> Second: What is the general consensus about accessing instance variables
> directly like myobj.x=10 vs. through methods like myobj.setx(10). The
> first method is quicker/easier to code, but is it "bad" coding?  Does
> anyone even care?

When I started Python I also wrote a few 'vector graphics' classes.
I used a class for points and for polygons, and I both set and read
the coordinates using methods.

This was useful for two main reasons:
  1. I wanted the user to use mm or inches or some other proper unit
     It could be floating point.
     I could make it 'snap' to the nearest grid point.
     Internally, the coordinates were fixed point integers related
     to pixel size, postscript, and printer's points; the user
     did not have to know that!

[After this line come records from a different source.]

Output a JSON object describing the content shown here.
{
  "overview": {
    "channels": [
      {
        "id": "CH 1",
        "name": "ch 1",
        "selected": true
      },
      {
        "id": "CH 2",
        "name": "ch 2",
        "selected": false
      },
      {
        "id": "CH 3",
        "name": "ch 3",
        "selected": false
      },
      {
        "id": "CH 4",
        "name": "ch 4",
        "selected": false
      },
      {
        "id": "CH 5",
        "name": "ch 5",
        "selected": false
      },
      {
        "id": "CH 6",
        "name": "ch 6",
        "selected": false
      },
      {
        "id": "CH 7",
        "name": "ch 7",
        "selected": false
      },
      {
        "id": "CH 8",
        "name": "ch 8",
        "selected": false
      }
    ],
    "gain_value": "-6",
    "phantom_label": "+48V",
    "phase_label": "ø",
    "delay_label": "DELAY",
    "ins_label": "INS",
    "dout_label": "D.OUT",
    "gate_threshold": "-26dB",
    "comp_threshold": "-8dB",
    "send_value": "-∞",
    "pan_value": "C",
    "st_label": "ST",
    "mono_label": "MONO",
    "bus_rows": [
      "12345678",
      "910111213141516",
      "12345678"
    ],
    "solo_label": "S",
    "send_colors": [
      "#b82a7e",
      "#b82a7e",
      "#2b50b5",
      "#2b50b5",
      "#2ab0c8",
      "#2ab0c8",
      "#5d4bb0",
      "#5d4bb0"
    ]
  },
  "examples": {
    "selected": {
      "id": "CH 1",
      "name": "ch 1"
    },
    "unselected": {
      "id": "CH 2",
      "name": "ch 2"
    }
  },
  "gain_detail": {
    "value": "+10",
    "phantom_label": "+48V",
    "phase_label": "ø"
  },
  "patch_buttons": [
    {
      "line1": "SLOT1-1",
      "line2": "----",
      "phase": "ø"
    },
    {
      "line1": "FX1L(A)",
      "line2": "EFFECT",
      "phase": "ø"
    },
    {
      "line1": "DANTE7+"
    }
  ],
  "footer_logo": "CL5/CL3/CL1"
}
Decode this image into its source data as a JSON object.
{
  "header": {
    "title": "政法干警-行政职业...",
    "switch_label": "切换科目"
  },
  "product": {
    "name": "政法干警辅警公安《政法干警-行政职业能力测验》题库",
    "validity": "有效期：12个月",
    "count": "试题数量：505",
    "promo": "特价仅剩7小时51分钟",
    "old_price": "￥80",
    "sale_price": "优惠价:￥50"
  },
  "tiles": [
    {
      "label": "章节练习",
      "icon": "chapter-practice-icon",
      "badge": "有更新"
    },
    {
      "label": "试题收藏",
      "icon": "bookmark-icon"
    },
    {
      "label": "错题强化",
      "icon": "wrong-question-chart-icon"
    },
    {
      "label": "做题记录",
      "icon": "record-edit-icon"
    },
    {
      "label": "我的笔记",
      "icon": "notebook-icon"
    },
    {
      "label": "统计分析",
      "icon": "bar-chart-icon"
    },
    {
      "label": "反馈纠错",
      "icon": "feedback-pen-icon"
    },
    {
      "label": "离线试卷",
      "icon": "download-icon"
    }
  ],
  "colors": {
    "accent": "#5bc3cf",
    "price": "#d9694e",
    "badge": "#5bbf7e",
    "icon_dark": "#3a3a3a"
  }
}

   2. The polygon class had a few derived classes. In the original
     class the shape was held as a sequence of points, but in the
     derived class of 'regular' polygons it was calculated.
     The method xxx.getpoints() returned a sequence in both cases,
     but in the second case it was 'virtual' if you like.
      The same sort of thing applied to some 'curve stitching' shapes
      in which two sequences of points are joined to create an 
      'envelope'. This was for some evolute/involute geometry
      that I never finished.
    3. Actually, I tell a lie. The original class was for a path
    which could contain gaps, could be open or closed, and which
    could include Bezier segments. It had its own local origin and 
    scale factor.
    The 'Polygon' was a derived class of this which was always closed 
    and which had straight segments between all the points.
   But the main point is that the class-based design will allow me
   use all the line-thickness, fill-colour, Etc methods on any
   new objects I come up with. 

Ken,     __O 
      (_)/ (_)                                                                 
    Virtuale Saluton.

More information about the Python-list mailing list